How your business can get customers to pay upfront
Overcome resistance to advance payment by offering greater value
Your Business Credit
Dear Your Business Credit,
We have a limited-edition, leather-bound, five-book set that costs $5,500. We have two of them that can ship in four months. The next can ship this winter and the final two will ship in 20 months and 32 months respectively. Can we bill customers for the full amount now and ship the books when we get them?
The sets would be less valuable if broken up, so we don't want a customer to order the set and then have a credit card on file be declined after they receive the first two to three volumes. I look forward to hearing your advice. -- Brian

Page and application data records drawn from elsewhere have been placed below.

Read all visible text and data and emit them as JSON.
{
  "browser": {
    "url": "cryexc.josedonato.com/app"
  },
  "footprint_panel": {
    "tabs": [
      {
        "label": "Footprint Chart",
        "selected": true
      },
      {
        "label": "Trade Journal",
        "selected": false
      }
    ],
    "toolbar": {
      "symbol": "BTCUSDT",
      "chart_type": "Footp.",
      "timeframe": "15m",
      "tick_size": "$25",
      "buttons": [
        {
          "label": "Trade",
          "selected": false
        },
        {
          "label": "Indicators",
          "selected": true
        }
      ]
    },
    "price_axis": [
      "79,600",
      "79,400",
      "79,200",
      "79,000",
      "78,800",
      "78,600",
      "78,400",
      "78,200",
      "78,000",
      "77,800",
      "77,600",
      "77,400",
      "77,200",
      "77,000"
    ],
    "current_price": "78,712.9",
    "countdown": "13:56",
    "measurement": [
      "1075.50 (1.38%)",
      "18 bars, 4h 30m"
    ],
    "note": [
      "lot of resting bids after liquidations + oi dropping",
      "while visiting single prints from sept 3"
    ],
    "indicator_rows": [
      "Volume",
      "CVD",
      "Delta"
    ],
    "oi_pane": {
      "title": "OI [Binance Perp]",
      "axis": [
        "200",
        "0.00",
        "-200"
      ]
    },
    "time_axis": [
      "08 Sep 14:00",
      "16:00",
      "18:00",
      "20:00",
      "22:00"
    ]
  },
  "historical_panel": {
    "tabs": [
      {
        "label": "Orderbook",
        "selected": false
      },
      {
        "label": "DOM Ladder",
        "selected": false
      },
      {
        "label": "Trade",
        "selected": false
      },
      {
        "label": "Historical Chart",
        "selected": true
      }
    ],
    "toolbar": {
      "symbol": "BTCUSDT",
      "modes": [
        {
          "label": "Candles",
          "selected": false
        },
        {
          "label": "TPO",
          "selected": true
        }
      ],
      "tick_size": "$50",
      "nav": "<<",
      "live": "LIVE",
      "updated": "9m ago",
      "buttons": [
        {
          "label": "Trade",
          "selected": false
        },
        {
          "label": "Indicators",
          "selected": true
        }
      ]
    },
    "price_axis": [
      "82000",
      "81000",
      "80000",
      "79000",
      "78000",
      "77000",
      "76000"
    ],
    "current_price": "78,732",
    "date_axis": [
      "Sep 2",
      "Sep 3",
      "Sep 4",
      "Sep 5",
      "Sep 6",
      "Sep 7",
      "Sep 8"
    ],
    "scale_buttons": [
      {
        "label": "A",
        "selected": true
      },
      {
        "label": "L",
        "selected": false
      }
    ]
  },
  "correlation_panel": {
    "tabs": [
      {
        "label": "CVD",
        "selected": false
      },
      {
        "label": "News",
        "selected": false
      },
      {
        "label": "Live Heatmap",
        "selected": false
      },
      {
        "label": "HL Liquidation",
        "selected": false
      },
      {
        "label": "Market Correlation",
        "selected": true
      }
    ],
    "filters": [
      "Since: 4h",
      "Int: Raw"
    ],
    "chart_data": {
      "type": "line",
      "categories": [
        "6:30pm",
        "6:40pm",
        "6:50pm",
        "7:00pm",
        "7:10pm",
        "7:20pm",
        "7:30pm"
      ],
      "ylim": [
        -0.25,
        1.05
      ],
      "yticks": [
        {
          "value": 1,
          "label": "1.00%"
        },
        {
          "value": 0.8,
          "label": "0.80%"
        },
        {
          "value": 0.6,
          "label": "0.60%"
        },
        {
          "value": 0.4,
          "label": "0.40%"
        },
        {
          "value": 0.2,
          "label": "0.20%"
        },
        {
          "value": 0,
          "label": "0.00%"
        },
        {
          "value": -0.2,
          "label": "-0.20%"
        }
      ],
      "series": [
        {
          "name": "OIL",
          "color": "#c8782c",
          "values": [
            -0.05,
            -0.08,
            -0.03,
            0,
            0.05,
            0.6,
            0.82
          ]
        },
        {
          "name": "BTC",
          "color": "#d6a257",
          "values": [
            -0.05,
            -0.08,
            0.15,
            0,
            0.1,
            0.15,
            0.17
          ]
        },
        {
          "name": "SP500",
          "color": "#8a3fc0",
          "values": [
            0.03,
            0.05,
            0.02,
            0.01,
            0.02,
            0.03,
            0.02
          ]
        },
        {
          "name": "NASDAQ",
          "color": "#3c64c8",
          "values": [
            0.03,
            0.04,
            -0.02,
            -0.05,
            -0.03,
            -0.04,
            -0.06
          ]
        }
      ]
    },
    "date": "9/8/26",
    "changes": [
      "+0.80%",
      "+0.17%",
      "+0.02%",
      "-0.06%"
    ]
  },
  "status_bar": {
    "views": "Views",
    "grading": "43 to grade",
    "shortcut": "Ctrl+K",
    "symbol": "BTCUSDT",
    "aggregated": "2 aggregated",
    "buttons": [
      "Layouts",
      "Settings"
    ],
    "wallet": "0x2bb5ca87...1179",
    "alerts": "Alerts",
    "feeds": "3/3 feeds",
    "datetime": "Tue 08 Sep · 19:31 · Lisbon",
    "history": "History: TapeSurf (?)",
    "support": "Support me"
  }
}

One of the smartest moves you can make at a small business is to request advance payment for the products or services you sell. For one thing, upfront payments help the cash flow in a business and reduce the need to borrow money to finance your growth. In your case, it would also reduce the risk of devaluing your limited edition sets of books.
But there's a challenge -- and it's a big one. Customers need a very good reason to pay upfront, or it can be hard to persuade them to do it. You are essentially asking them to play the role of lender. Whether they have bills to pay or investments they want to make, there are plenty of other places they could put that money and come out ahead.

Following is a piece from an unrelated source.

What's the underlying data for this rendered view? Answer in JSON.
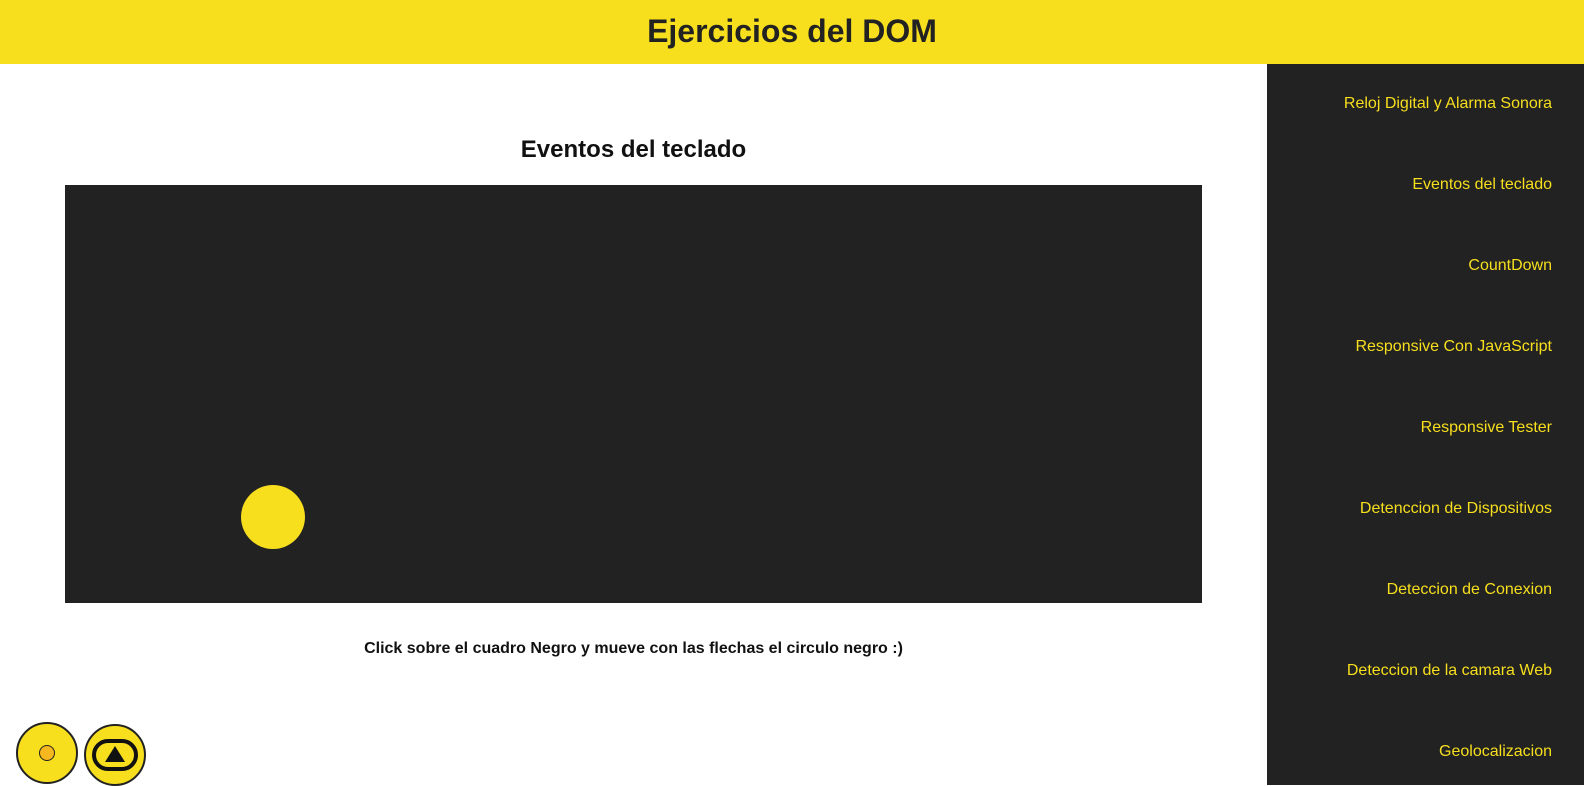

If you want to persuade customers to pay you in advance, you may need to offer them something very valuable in return, such as a discount. For instance, one of my children attends a martial arts school that offered us a free year if we paid for two years upfront. Unless the books you offer are extremely rare and sought after, why would they essentially lend you their money for up to 32 months without getting something to sweeten the deal? Given that you are selling five books, perhaps you could offer the fifth one for free if people pay you upfront for all of them.
I would also look for ways to shorten the period your customers have to wait for the books. For instance, perhaps you could delay the release of the first few books so all five are delivered in a one-year period. Book lovers may be more willing to front you the money if they know they will get the books relatively soon. There is a lot that could potentially go wrong and prevent the books from being released over 32 months.
I'd also recommend you do some digging into the many new types of subscription business models being developed. One popular book on the subject is "The Automatic Business: Creating a Subscription Business in Any Industry" by John Warrillow. Looking at the models other similar businesses have developed will give you some good ideas on how to find a payment model that works for your business.
Regardless of which approach you choose, make sure you let customers know what you'll do if they buy the books and aren't satisfied or you cannot deliver the books for some reason. Perhaps you could offer a money-back guarantee. I would get advice on drafting it from an attorney experienced in your industry so you can put customers' minds at ease without bringing undue risk upon yourself. If your books are as good as you promise to customers, you probably won't have to worry about giving out many refunds.
Meet CreditCards.com's reader Q&A expertsDoes a personal finance problem have you worried? Monday through Saturday, CreditCards.com's Q&A experts answer questions from readers. Ask a question, or click on any expert to see their previous answers.
Published: February 15, 2016
- What to do if you suspect card fraud by a customer – How to prevent a purchase being made with a fraudulent card ...
- How to avoid paying convenience fees on utility bills – Utility companies may charge a convenience fee if you pay by credit card ...
- Credit card surcharges can be costly for business – For the moment, California law allows these charges ...